Last night’s game represented something surreal for Senators fans, or at least for this one. For years Ottawa was the skilled team who seemed to crumple in the playoffs against grinders, the team who couldn’t create that sense of family that you sensed other teams built around. In a sense, Ottawa has rarely seemed like a team that liked each other any more than your average group of co-workers.
So to hear Chris Neil talk about how this team is a family, and how Carkner’s mugging of Boyle (in response to Boyle’s mugging of Karlsson) meant the world to the room, is a conflict for a fan like me. It’s bittersweet. It’s one of those moments that justifies all of the loud-mouthed analysts and square-headed bullies who insist that this game is best played by a bunch of good ol’ Canadian boys engaging in the pro sports equivalent of a bar fight.

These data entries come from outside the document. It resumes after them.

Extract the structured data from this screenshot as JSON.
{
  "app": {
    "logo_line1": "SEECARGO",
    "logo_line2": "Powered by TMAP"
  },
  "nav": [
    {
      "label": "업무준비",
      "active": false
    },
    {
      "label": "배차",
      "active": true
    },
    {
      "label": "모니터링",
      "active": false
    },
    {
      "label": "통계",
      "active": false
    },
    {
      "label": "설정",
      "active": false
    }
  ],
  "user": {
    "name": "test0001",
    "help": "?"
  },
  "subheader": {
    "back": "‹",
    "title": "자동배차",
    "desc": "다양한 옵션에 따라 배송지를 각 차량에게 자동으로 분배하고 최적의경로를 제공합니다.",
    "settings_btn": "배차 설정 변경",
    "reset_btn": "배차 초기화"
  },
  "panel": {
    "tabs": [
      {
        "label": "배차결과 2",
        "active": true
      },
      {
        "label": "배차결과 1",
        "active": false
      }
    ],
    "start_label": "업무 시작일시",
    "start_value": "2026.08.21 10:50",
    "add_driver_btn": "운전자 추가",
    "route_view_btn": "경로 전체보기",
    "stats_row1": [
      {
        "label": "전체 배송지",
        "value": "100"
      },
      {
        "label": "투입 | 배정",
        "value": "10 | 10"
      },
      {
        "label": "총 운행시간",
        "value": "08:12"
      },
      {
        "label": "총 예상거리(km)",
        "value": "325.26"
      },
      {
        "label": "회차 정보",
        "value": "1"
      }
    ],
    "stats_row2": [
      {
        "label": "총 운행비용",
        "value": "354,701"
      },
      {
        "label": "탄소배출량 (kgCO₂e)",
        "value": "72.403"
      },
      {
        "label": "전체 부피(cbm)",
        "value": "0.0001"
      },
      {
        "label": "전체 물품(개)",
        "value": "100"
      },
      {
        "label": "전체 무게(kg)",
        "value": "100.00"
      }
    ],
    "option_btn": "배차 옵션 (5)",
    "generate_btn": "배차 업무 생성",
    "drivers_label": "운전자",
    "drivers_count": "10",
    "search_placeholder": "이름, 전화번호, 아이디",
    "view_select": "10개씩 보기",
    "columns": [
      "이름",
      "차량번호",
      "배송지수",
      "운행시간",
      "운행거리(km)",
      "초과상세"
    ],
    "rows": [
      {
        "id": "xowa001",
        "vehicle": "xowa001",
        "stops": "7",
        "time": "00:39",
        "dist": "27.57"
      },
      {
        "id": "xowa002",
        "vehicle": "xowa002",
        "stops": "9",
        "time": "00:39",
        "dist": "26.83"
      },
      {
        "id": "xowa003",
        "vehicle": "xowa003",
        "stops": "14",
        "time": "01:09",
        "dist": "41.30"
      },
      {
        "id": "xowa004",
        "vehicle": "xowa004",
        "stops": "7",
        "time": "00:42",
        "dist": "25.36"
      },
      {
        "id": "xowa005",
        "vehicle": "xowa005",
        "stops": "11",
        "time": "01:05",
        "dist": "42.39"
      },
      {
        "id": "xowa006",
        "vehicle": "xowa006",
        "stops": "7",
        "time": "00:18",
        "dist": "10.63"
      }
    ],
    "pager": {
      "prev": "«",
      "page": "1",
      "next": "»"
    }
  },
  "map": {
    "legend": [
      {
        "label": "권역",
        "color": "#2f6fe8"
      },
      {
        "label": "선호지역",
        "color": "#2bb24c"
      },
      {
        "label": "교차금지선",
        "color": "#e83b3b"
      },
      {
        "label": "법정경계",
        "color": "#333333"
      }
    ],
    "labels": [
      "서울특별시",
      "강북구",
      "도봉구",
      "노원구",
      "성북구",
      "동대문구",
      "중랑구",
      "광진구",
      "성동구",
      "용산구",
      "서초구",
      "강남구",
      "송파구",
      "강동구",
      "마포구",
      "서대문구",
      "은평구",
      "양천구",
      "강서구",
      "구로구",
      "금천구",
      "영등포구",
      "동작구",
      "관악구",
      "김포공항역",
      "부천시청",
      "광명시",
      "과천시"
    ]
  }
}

It’s not that I don’t enjoy the occasional fight, though most of the time I use them as an opportunity to check the out-of-town scoreboard. But the degree to which these playoffs have turned into pure spectacle is both entertaining and thoroughly weird. Personally, I’ve spent the entire season speculating on dry rebuilding models and sustainable franchises. I assume that there are systems used to build hockey teams that are complex and nuanced, that this sport isn’t really a Good Ol’ Boys network of old school mentalities and enforcers in suits. But games like last night’s seem to imply otherwise. Maybe the best way to be competitive really is to goon it up.
During Don Cherry’s first intermission rant, he went into an incoherent string of his usual cliches. I have no idea what his point was, but at one point he just started saying “all these Swedes and Finns in their visors.” I suppose his point was that at the end of the day it was Matt Carkner, he of Winchester, ON, drafted 58th overall way back in 1999, and making close to league minimum, that supposedly made the difference. Cherry’s cache in the hockey community was enforced.
Never mind that Ottawa ended up having to kill off a five minute major, something that just as well might have resulted in the game being out of reach before the first period was half over. But that’s not the narrative. The story that sticks is that Ottawa responded, took control of the series, and are heading back to Ottawa with the split and all the momentum on their side. That Chris Neil scored the OT winner, and that Jason Spezza looks positively lost out there, only seems appropriate given the romance accorded this Ottawa team’s newfound emphasis on getting wacky.
So, yeah: strange times for Sens fans. Those of us who remember the stacked, skilled teams of yesteryear shitting the bed against vastly inferior Leafs teams look at the result of last year and can’t help but think we’ve lost some bit of the respectability we once enjoyed. We just might win more games as a result.